### Source material
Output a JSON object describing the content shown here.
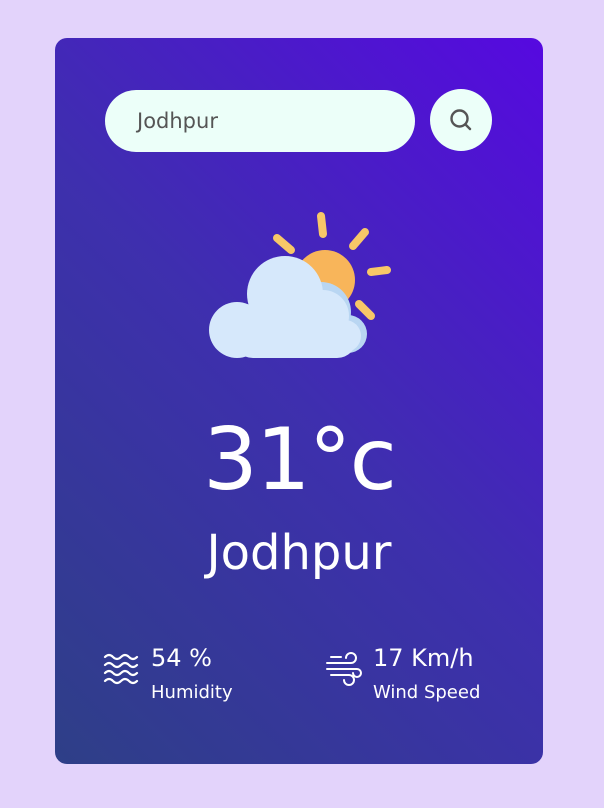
{
  "search": {
    "value": "Jodhpur"
  },
  "weather": {
    "temperature": "31°c",
    "city": "Jodhpur",
    "condition_icon": "partly-cloudy-icon"
  },
  "humidity": {
    "value": "54 %",
    "label": "Humidity",
    "icon": "humidity-waves-icon"
  },
  "wind": {
    "value": "17 Km/h",
    "label": "Wind Speed",
    "icon": "wind-icon"
  },
  "colors": {
    "background": "#e3d3fb",
    "card_gradient_start": "#2e3f87",
    "card_gradient_end": "#5609e0",
    "input_bg": "#ecfff9",
    "sun": "#f8b55a",
    "cloud": "#d6e8fb"
  }
}
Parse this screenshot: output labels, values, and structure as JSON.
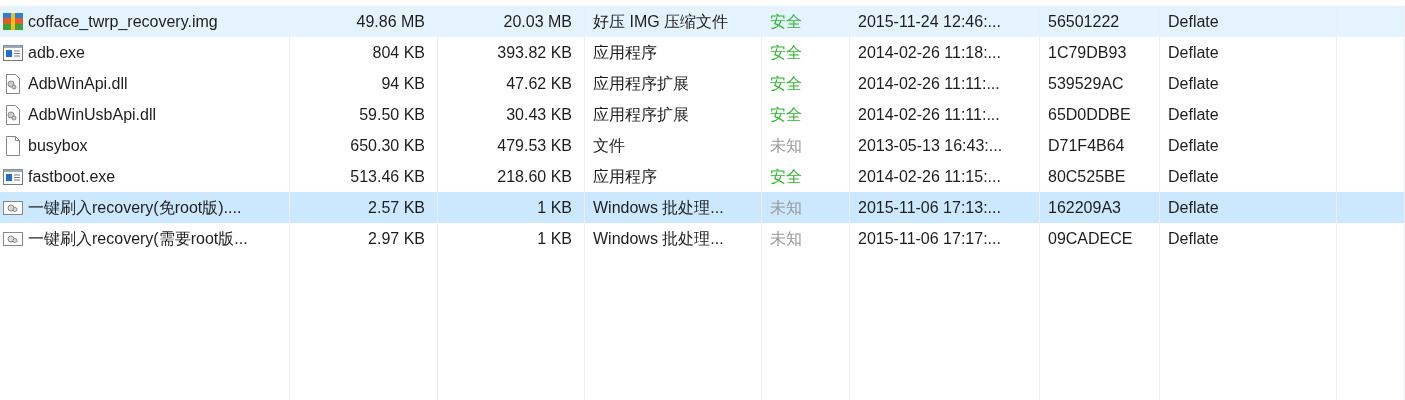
{
  "files": [
    {
      "kind": "archive",
      "name": "cofface_twrp_recovery.img",
      "size": "49.86 MB",
      "packed": "20.03 MB",
      "type": "好压 IMG 压缩文件",
      "safety": "安全",
      "verified": true,
      "modified": "2015-11-24 12:46:...",
      "crc": "56501222",
      "method": "Deflate",
      "selected": false,
      "hovered": true
    },
    {
      "kind": "exe",
      "name": "adb.exe",
      "size": "804 KB",
      "packed": "393.82 KB",
      "type": "应用程序",
      "safety": "安全",
      "verified": true,
      "modified": "2014-02-26 11:18:...",
      "crc": "1C79DB93",
      "method": "Deflate",
      "selected": false,
      "hovered": false
    },
    {
      "kind": "dll",
      "name": "AdbWinApi.dll",
      "size": "94 KB",
      "packed": "47.62 KB",
      "type": "应用程序扩展",
      "safety": "安全",
      "verified": true,
      "modified": "2014-02-26 11:11:...",
      "crc": "539529AC",
      "method": "Deflate",
      "selected": false,
      "hovered": false
    },
    {
      "kind": "dll",
      "name": "AdbWinUsbApi.dll",
      "size": "59.50 KB",
      "packed": "30.43 KB",
      "type": "应用程序扩展",
      "safety": "安全",
      "verified": true,
      "modified": "2014-02-26 11:11:...",
      "crc": "65D0DDBE",
      "method": "Deflate",
      "selected": false,
      "hovered": false
    },
    {
      "kind": "file",
      "name": "busybox",
      "size": "650.30 KB",
      "packed": "479.53 KB",
      "type": "文件",
      "safety": "未知",
      "verified": false,
      "modified": "2013-05-13 16:43:...",
      "crc": "D71F4B64",
      "method": "Deflate",
      "selected": false,
      "hovered": false
    },
    {
      "kind": "exe",
      "name": "fastboot.exe",
      "size": "513.46 KB",
      "packed": "218.60 KB",
      "type": "应用程序",
      "safety": "安全",
      "verified": true,
      "modified": "2014-02-26 11:15:...",
      "crc": "80C525BE",
      "method": "Deflate",
      "selected": false,
      "hovered": false
    },
    {
      "kind": "bat",
      "name": "一键刷入recovery(免root版)....",
      "size": "2.57 KB",
      "packed": "1 KB",
      "type": "Windows 批处理...",
      "safety": "未知",
      "verified": false,
      "modified": "2015-11-06 17:13:...",
      "crc": "162209A3",
      "method": "Deflate",
      "selected": true,
      "hovered": false
    },
    {
      "kind": "bat",
      "name": "一键刷入recovery(需要root版...",
      "size": "2.97 KB",
      "packed": "1 KB",
      "type": "Windows 批处理...",
      "safety": "未知",
      "verified": false,
      "modified": "2015-11-06 17:17:...",
      "crc": "09CADECE",
      "method": "Deflate",
      "selected": false,
      "hovered": false
    }
  ]
}
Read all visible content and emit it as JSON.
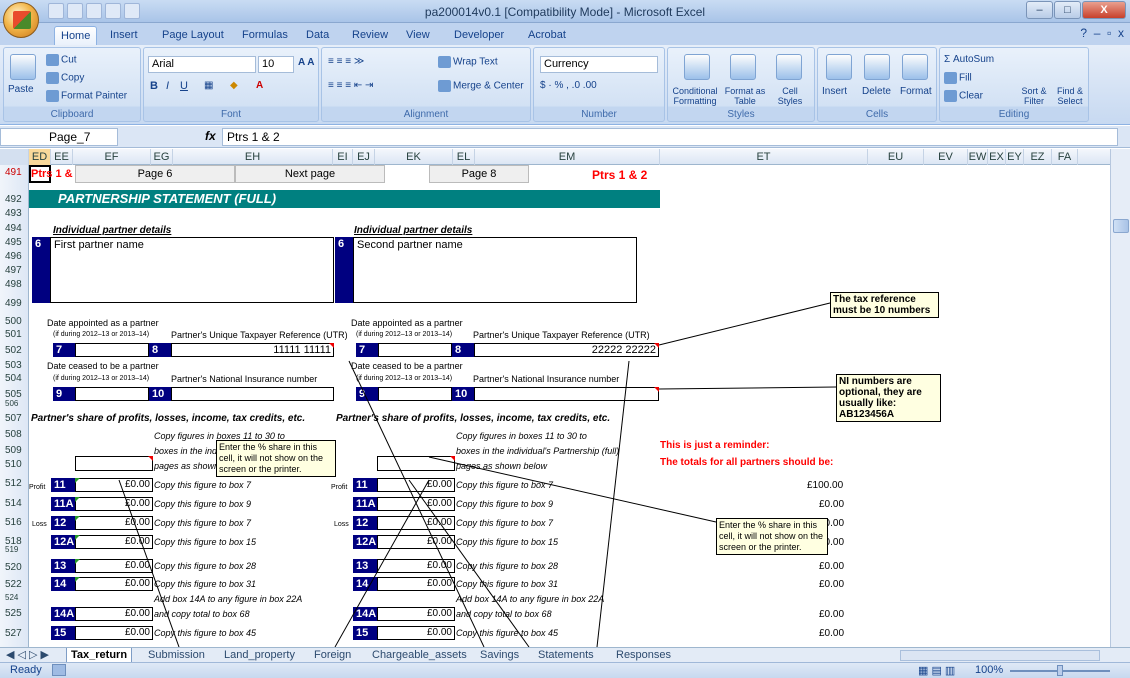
{
  "window": {
    "title": "pa200014v0.1  [Compatibility Mode] - Microsoft Excel",
    "min": "–",
    "max": "□",
    "close": "X"
  },
  "ribbon_tabs": [
    "Home",
    "Insert",
    "Page Layout",
    "Formulas",
    "Data",
    "Review",
    "View",
    "Developer",
    "Acrobat"
  ],
  "ribbon": {
    "clipboard": {
      "paste": "Paste",
      "cut": "Cut",
      "copy": "Copy",
      "format_painter": "Format Painter",
      "label": "Clipboard"
    },
    "font": {
      "name": "Arial",
      "size": "10",
      "label": "Font"
    },
    "alignment": {
      "wrap": "Wrap Text",
      "merge": "Merge & Center",
      "label": "Alignment"
    },
    "number": {
      "format": "Currency",
      "label": "Number"
    },
    "styles": {
      "cond": "Conditional Formatting",
      "table": "Format as Table",
      "cell": "Cell Styles",
      "label": "Styles"
    },
    "cells": {
      "insert": "Insert",
      "delete": "Delete",
      "format": "Format",
      "label": "Cells"
    },
    "editing": {
      "autosum": "AutoSum",
      "fill": "Fill",
      "clear": "Clear",
      "sort": "Sort & Filter",
      "find": "Find & Select",
      "label": "Editing"
    }
  },
  "formula_bar": {
    "name_box": "Page_7",
    "fx": "fx",
    "value": "Ptrs 1 & 2"
  },
  "columns": [
    "ED",
    "EE",
    "EF",
    "EG",
    "EH",
    "EI",
    "EJ",
    "EK",
    "EL",
    "EM",
    "ET",
    "EU",
    "EV",
    "EW",
    "EX",
    "EY",
    "EZ",
    "FA"
  ],
  "rows": [
    "491",
    "492",
    "493",
    "494",
    "495",
    "496",
    "497",
    "498",
    "499",
    "500",
    "501",
    "502",
    "503",
    "504",
    "505",
    "506",
    "507",
    "508",
    "509",
    "510",
    "512",
    "514",
    "516",
    "518",
    "519",
    "520",
    "522",
    "524",
    "525",
    "527"
  ],
  "sheet": {
    "ptrs_left": "Ptrs 1 & 2",
    "nav_prev": "Page 6",
    "nav_next": "Next page",
    "nav_p8": "Page 8",
    "ptrs_right": "Ptrs 1 & 2",
    "banner": "PARTNERSHIP STATEMENT (FULL)",
    "ind_details": "Individual partner details",
    "first_partner": "First partner name",
    "second_partner": "Second partner name",
    "box6": "6",
    "date_appointed": "Date appointed as a partner",
    "if_during": "(if during 2012–13 or 2013–14)",
    "utr_label": "Partner's Unique Taxpayer Reference (UTR)",
    "box7": "7",
    "box8": "8",
    "utr1": "11111 11111",
    "utr2": "22222 22222",
    "date_ceased": "Date ceased to be a partner",
    "nino_label": "Partner's National Insurance number",
    "box9": "9",
    "box10": "10",
    "share_heading": "Partner's share of profits, losses, income, tax credits, etc.",
    "copy_figs_1": "Copy figures in boxes 11 to 30 to",
    "copy_figs_2": "boxes in the individual's Partnership (full)",
    "copy_figs_3": "pages as shown below",
    "profit": "Profit",
    "loss": "Loss",
    "zero": "£0.00",
    "rows_boxes": [
      {
        "box": "11",
        "txt": "Copy this figure to box 7"
      },
      {
        "box": "11A",
        "txt": "Copy this figure to box 9"
      },
      {
        "box": "12",
        "txt": "Copy this figure to box 7"
      },
      {
        "box": "12A",
        "txt": "Copy this figure to box 15"
      },
      {
        "box": "13",
        "txt": "Copy this figure to box 28"
      },
      {
        "box": "14",
        "txt": "Copy this figure to box 31"
      },
      {
        "box": "14A",
        "txt": "and copy total to box 68"
      },
      {
        "box": "15",
        "txt": "Copy this figure to box 45"
      }
    ],
    "add_14a": "Add box 14A to any figure in box 22A",
    "reminder_1": "This is just a reminder:",
    "reminder_2": "The totals for all partners should be:",
    "totals": [
      "£100.00",
      "£0.00",
      "£0.00",
      "£0.00",
      "£0.00",
      "£0.00",
      "£0.00",
      "£0.00"
    ],
    "note_pct": "Enter the % share in this cell, it will not show on the screen or the printer.",
    "note_utr": "The tax reference must be 10 numbers",
    "note_ni": "NI numbers are optional, they are usually like: AB123456A"
  },
  "sheet_tabs": [
    "Tax_return",
    "Submission",
    "Land_property",
    "Foreign",
    "Chargeable_assets",
    "Savings",
    "Statements",
    "Responses"
  ],
  "status": {
    "ready": "Ready",
    "zoom": "100%"
  },
  "colors": {
    "navy": "#000080",
    "teal": "#008080",
    "red": "#ff0000"
  }
}
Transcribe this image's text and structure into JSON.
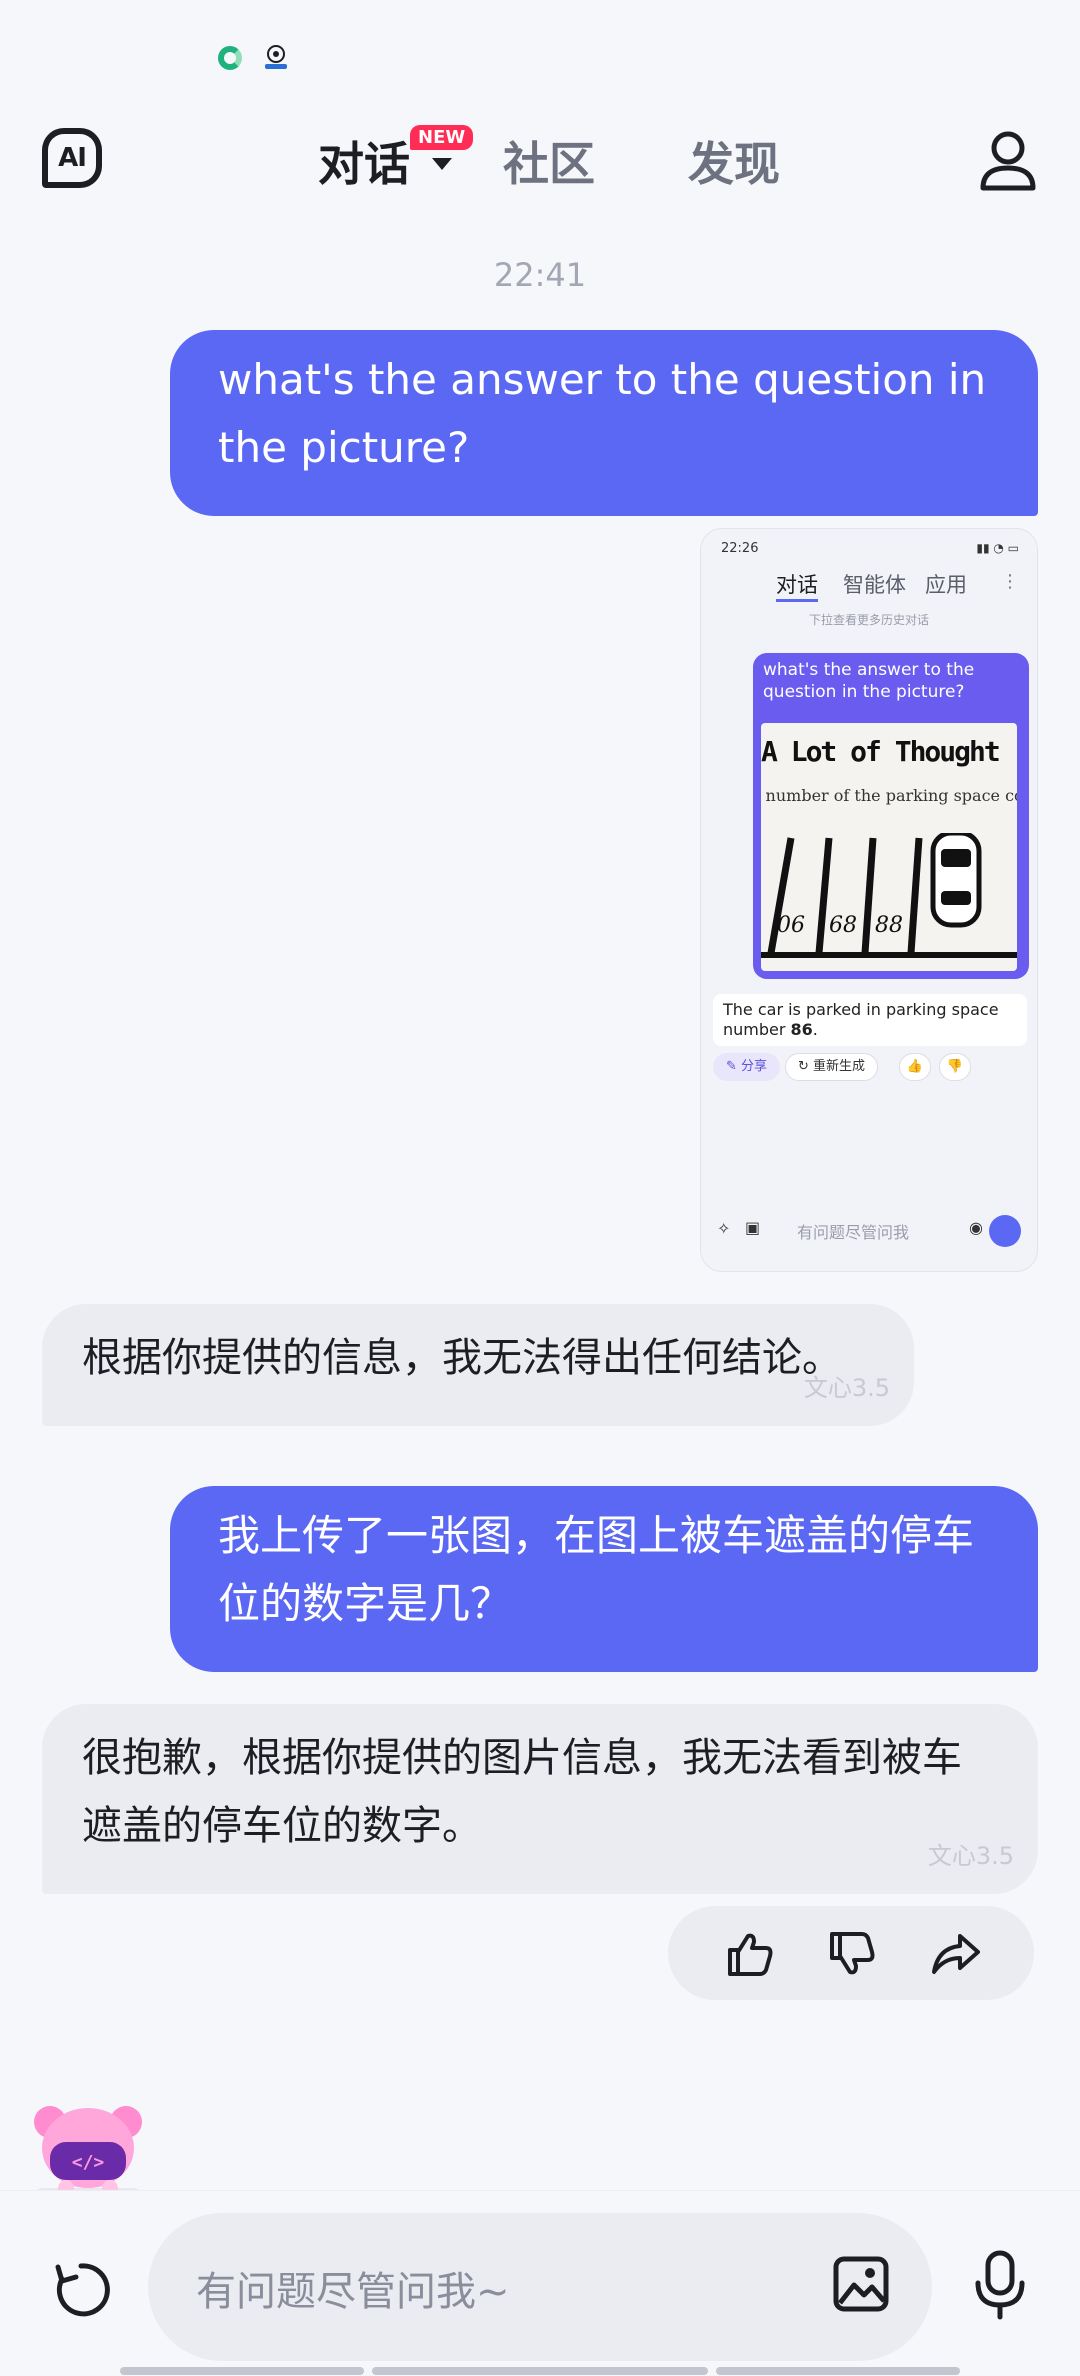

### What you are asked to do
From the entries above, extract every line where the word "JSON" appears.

### Task answer
Output a JSON object describing the content shown here.
Parse this screenshot: output labels, values, and structure as JSON.
Read all visible content and emit it as JSON.
Transcribe this image's text and structure into JSON.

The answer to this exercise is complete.